SemEHR: A general-purpose semantic search system to surface semantic data from clinical notes for tailored care, trial recruitment, and clinical research* | Journal of the American Medical Informatics Association | Oxford Academic

“Unlocking the data contained within both structured and unstructured components of electronic health records (EHRs) has the potential to provide a step change in data available for secondary research use, generation of actionable medical insights, hospital management, and trial recruitment. To achieve this, we implemented SemEHR, an open source semantic search and analytics tool for EHRs….”

5 Tips for Keeping Your Finger on the Open Access Pulse – Copyright Clearance Center

“The pace of change in open access shows no sign of slackening in 2018. Here, Rob Johnson shares his advice on keeping up to date with the latest developments….Peter Suber’s OA tracking project (@oatp) provides crowd-sourced alerts about dozens of open access developments across the world every day….”

APA releases new journal article reporting standards

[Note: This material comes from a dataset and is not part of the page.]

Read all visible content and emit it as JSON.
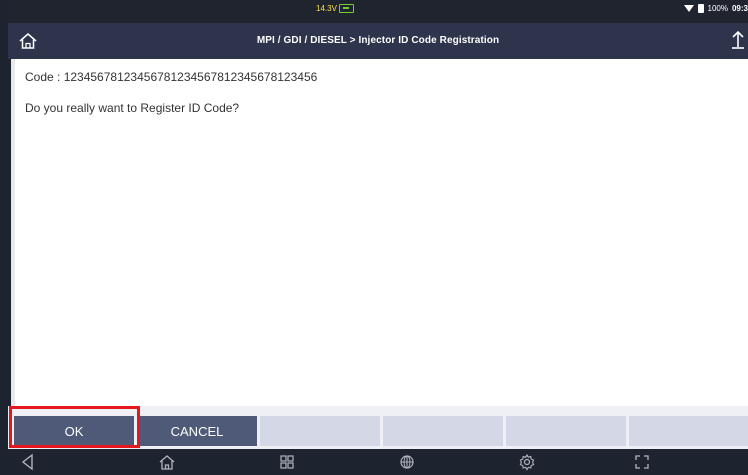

“Brian Nosek, PhD, co-founder and director of the Center for Open Science, welcomed the new standards. “Achieving the ideals of transparency in science requires knowing what one needs to be transparent about,” he said. “These updated standards will improve readers’ understanding of what happened in the research. This will improve both the accuracy of interpretation of the existing evidence, and the ability to replicate and extend the findings to improve understanding.” APA has partnered with the Center for Open Science to advance open science practices in psychological research through open science badges on articles, a data repository for APA published articles and designating the COS’ PsyArXiv as the preferred preprint server for APA titles….”

Tear Down That Paywall: The Movement to Make Ocean Research Free — Oceans Deeply

“As scientists race to save coral reefs and tackle other crucial marine issues, access to expensive scientific journals has become a roadblock to sharing knowledge, especially for researchers in developing countries….

…Open Communications for The Ocean (OCTO), a Woodinville, Washington-based nonprofit that recently launched a marine science research “repository” called MarXiv. Its goal is to systematically make more marine research freely accessible….”

Perspectives on #OpenAccess During #OpenLearning17 hangout | Reflecting Allowed

“We just ended the first of two #OpenLearning17 hangouts, with Frances Bell, Chris Gilliard, Chris Friend and surprise guest, Peter Suber, whose book on Open Access we’ve been reading this week. The hangout was co-facilitated by Sue Erickson and myself, and I also invited folks from the community to participate, so Amy Nelson and Jim Luke joined us and enriched the discussion further. When putting together the guest list for this, I thought of reaching out to people with diverse approaches to openness, and I think while we all have a similar orientation towards openness and social justice, we definitely took different approaches to it in the hangout. From Chris Friend talking about openness in the Hybrid Pedagogy review process, to Frances Bell providing her perspective on open access over time, and offering critical questions (what Frances has to offer is so multi-faceted it’s difficult to summarize, honestly), and Chris Gilliard talking about digital redlining – and Peter Suber answering questions on different topics, but particularly giving his views on Gold Open Access that involves Article Processing Charges. …”

Interview: ‘Everyone, Whether a Historian or a Geologist, Should Learn Mathematics’

“SR [Sandhya Ramesh]: What do you think about open science and open data?

SB [Sanghamitra Bandyopadhyay]: That’s where the world is heading. All research done with taxpayer funds are open, and this is essentially how biology works already. A lot of biological data is available online free of cost, which helps researchers from countries like ours who cannot buy data. Same with software, too. The open source movement is prevalent, important and will continue. Healthcare especially can’t grow unless it’s global and open. But I’m curious to see how businesses will work around this….”